[Exercise inputs Boundary: Start]
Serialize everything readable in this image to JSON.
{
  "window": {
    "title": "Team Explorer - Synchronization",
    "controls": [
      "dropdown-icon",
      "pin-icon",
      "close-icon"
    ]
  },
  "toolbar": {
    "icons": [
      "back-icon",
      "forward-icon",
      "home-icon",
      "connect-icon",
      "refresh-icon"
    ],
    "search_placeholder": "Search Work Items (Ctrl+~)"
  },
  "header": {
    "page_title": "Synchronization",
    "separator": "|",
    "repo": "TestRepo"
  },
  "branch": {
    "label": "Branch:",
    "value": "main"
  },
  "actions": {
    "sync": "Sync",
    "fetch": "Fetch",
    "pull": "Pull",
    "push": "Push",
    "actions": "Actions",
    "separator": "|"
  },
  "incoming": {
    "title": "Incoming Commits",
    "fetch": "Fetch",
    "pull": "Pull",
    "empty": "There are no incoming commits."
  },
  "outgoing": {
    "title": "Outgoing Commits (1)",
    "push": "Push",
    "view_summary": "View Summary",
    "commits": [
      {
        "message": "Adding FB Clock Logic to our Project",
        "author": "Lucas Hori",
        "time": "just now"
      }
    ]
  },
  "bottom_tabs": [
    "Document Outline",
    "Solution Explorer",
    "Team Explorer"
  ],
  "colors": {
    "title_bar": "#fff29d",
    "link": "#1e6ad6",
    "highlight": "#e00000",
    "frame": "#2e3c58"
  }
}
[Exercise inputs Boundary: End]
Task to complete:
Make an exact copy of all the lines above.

The answer:
Serialize everything readable in this image to JSON.
{
  "window": {
    "title": "Team Explorer - Synchronization",
    "controls": [
      "dropdown-icon",
      "pin-icon",
      "close-icon"
    ]
  },
  "toolbar": {
    "icons": [
      "back-icon",
      "forward-icon",
      "home-icon",
      "connect-icon",
      "refresh-icon"
    ],
    "search_placeholder": "Search Work Items (Ctrl+~)"
  },
  "header": {
    "page_title": "Synchronization",
    "separator": "|",
    "repo": "TestRepo"
  },
  "branch": {
    "label": "Branch:",
    "value": "main"
  },
  "actions": {
    "sync": "Sync",
    "fetch": "Fetch",
    "pull": "Pull",
    "push": "Push",
    "actions": "Actions",
    "separator": "|"
  },
  "incoming": {
    "title": "Incoming Commits",
    "fetch": "Fetch",
    "pull": "Pull",
    "empty": "There are no incoming commits."
  },
  "outgoing": {
    "title": "Outgoing Commits (1)",
    "push": "Push",
    "view_summary": "View Summary",
    "commits": [
      {
        "message": "Adding FB Clock Logic to our Project",
        "author": "Lucas Hori",
        "time": "just now"
      }
    ]
  },
  "bottom_tabs": [
    "Document Outline",
    "Solution Explorer",
    "Team Explorer"
  ],
  "colors": {
    "title_bar": "#fff29d",
    "link": "#1e6ad6",
    "highlight": "#e00000",
    "frame": "#2e3c58"
  }
}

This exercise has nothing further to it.